There is a great danger that there will be no progress towards general interest rate reductions at Munich. That will present Britain with a difficult choice. Either we can stay in the ERM and accept deflationary real interest rates, however inappropriate, until the Bundesbank is ready to cut them, or we can get out. Staying in could mean another 18 months to two years of depression and the destruction of further swathes of British business and employment. It would probably also mean a new chancellor, perhaps even a new prime minister, so unpopular is the depression. There are limits to the patience of the British people.

We could, of course, leave the ERM and reduce interest rates to the appropriate level of 7 per cent or below. But that would be difficult for Mr Major; he took us into the ERM - at the wrong rate and at the wrong time. Some people in the Treasury and the Bank of England would regard leaving it as a betrayal of their anti-inflation policy. They are probably wrong in thinking that the present anti- inflation tactics are viable. Low inflation comes from stability, not from creating an intolerable depression that will inevitably produce an overreaction.

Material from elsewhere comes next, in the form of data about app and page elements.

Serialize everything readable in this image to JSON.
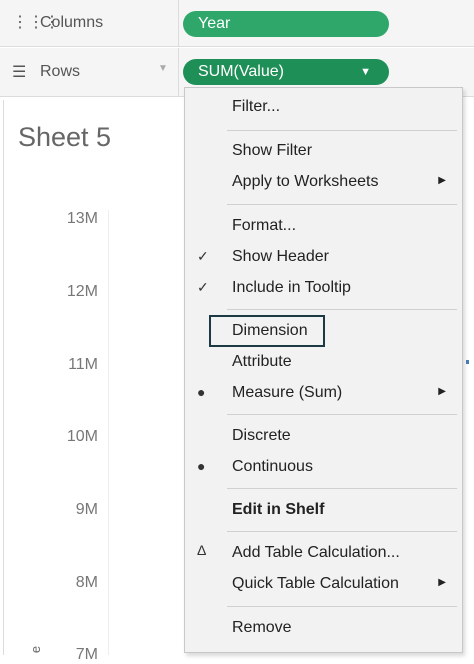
{
  "shelves": {
    "columns": {
      "icon": "columns-icon",
      "label": "Columns",
      "pill": "Year"
    },
    "rows": {
      "icon": "rows-icon",
      "label": "Rows",
      "pill": "SUM(Value)"
    }
  },
  "sheet": {
    "title": "Sheet 5",
    "y_ticks": [
      "13M",
      "12M",
      "11M",
      "10M",
      "9M",
      "8M",
      "7M"
    ],
    "axis_title_partial": "e"
  },
  "context_menu": {
    "items": [
      {
        "label": "Filter..."
      },
      {
        "label": "Show Filter"
      },
      {
        "label": "Apply to Worksheets",
        "submenu": true
      },
      {
        "label": "Format..."
      },
      {
        "label": "Show Header",
        "checked": true
      },
      {
        "label": "Include in Tooltip",
        "checked": true
      },
      {
        "label": "Dimension"
      },
      {
        "label": "Attribute"
      },
      {
        "label": "Measure (Sum)",
        "bullet": true,
        "submenu": true
      },
      {
        "label": "Discrete"
      },
      {
        "label": "Continuous",
        "bullet": true
      },
      {
        "label": "Edit in Shelf",
        "bold": true
      },
      {
        "label": "Add Table Calculation...",
        "icon": "delta-icon"
      },
      {
        "label": "Quick Table Calculation",
        "submenu": true
      },
      {
        "label": "Remove"
      }
    ]
  },
  "colors": {
    "pill": "#2fa66a",
    "pill_active": "#1f8f58",
    "highlight": "#1c3a44"
  }
}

If the Bundesbank is not prepared to make substantial and progressive reductions in interest rates, the choice of continued depression or exit from the ERM is inescapable. Mr Major has based his whole policy, including his most recent support for Maastricht, on an Anglo- German understanding in Europe. It is not an unreasonable policy, but it will only work if Chancellor Kohl can deliver lower European interest rates. In the next few days we shall discover whether he can or not.

One thing is certain. British public opinion, which can make itself heard between elections without having to block the motorways, will not accept another two years of depression. Our nation is not prepared to be bankrupted and unemployed because the Bundesbank - which has not been elected by anybody - says so.